____ Given records
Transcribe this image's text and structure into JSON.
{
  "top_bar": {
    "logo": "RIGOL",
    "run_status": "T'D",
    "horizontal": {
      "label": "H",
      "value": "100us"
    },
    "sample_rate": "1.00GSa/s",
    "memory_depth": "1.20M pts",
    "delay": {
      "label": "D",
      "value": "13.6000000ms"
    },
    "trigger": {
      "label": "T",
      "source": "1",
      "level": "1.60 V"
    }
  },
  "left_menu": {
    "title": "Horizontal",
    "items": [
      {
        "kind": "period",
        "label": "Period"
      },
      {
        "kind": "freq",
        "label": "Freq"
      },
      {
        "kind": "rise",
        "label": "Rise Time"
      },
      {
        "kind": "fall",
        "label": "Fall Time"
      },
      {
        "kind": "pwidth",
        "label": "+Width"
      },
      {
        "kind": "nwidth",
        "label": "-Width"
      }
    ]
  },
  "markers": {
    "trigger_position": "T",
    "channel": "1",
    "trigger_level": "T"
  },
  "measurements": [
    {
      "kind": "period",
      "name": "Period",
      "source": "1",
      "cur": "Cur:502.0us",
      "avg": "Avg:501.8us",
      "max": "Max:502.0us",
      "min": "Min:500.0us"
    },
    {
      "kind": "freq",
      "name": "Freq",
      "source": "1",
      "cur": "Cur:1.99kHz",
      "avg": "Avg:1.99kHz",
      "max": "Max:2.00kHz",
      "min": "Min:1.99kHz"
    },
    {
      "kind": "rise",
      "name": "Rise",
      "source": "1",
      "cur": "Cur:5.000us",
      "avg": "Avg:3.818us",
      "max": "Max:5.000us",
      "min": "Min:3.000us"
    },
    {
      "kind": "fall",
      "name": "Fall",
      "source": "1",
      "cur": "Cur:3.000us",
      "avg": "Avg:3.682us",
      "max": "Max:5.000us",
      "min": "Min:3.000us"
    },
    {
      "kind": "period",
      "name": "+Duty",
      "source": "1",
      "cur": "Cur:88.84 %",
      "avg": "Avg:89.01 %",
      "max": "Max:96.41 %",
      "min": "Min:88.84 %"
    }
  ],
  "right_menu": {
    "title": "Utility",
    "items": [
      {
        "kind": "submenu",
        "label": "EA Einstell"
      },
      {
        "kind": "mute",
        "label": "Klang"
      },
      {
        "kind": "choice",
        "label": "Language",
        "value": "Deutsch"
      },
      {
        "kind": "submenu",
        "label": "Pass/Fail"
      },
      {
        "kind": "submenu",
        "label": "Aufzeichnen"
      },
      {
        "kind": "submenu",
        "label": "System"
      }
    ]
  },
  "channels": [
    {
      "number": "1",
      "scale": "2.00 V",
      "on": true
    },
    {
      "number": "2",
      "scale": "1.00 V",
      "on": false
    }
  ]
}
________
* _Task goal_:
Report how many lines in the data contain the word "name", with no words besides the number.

* _Solution for this problem_:
5